--- DATA EXCERPTS ---
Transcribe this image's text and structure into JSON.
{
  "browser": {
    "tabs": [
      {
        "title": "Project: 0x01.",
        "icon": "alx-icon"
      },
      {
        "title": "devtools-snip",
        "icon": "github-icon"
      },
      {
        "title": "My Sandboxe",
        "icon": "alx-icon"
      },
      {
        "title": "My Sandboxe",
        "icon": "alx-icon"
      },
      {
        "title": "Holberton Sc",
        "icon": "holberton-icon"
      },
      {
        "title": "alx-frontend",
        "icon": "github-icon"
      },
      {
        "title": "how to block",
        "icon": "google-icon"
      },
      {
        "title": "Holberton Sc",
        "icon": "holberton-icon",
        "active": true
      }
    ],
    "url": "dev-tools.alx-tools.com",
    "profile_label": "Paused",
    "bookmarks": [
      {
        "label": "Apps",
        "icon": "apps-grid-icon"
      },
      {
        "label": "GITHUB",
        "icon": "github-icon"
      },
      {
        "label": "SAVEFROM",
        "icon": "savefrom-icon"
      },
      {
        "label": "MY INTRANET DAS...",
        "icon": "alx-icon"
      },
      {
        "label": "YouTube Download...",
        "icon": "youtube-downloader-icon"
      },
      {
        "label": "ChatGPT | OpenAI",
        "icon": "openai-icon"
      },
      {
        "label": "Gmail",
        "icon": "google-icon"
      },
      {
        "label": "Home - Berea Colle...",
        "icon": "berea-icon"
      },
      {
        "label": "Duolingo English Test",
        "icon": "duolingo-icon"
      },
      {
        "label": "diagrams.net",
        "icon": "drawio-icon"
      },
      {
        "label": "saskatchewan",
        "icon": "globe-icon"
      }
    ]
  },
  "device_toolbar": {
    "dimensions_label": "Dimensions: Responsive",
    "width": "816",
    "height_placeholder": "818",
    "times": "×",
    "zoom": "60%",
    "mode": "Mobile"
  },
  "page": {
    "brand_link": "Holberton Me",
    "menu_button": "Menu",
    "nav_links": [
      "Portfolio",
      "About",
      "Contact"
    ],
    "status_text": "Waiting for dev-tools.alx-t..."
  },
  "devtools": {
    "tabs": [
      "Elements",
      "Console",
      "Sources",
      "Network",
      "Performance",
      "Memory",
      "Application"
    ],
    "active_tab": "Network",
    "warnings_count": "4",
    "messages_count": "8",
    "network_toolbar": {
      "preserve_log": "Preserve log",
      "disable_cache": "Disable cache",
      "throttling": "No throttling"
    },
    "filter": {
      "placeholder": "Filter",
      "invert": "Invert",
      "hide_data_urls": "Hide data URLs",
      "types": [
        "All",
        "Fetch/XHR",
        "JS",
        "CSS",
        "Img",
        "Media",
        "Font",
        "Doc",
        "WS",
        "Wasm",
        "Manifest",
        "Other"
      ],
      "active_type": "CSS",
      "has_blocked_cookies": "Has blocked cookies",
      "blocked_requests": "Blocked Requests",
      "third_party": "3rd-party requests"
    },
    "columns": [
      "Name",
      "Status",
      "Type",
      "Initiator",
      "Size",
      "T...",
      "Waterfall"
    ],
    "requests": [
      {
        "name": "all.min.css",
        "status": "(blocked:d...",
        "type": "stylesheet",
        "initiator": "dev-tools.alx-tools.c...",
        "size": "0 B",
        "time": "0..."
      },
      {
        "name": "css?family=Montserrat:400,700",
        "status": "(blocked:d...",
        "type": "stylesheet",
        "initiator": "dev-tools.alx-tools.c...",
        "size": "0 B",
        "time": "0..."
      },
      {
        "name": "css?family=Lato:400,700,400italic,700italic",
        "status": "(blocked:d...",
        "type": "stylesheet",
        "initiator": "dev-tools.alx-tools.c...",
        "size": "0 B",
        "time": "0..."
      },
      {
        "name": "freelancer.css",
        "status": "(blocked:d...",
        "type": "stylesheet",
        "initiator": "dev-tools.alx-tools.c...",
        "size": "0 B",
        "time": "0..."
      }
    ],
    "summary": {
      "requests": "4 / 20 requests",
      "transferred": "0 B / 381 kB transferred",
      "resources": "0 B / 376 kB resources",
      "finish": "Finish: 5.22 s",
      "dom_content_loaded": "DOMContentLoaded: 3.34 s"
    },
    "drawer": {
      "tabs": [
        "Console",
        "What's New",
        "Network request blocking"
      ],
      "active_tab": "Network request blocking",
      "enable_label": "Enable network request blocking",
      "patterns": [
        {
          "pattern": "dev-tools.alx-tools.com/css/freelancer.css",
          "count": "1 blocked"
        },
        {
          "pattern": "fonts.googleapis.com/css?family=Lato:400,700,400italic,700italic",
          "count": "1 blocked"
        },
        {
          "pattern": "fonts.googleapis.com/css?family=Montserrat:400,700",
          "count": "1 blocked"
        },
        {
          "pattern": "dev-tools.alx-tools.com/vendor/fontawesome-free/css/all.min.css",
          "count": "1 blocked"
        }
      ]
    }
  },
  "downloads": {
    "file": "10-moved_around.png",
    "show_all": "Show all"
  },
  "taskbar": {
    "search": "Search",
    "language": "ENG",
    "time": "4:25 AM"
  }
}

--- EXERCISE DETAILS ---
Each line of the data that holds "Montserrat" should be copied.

--- ANSWER FOR THIS EXERCISE ---
        "name": "css?family=Montserrat:400,700",
          "pattern": "fonts.googleapis.com/css?family=Montserrat:400,700",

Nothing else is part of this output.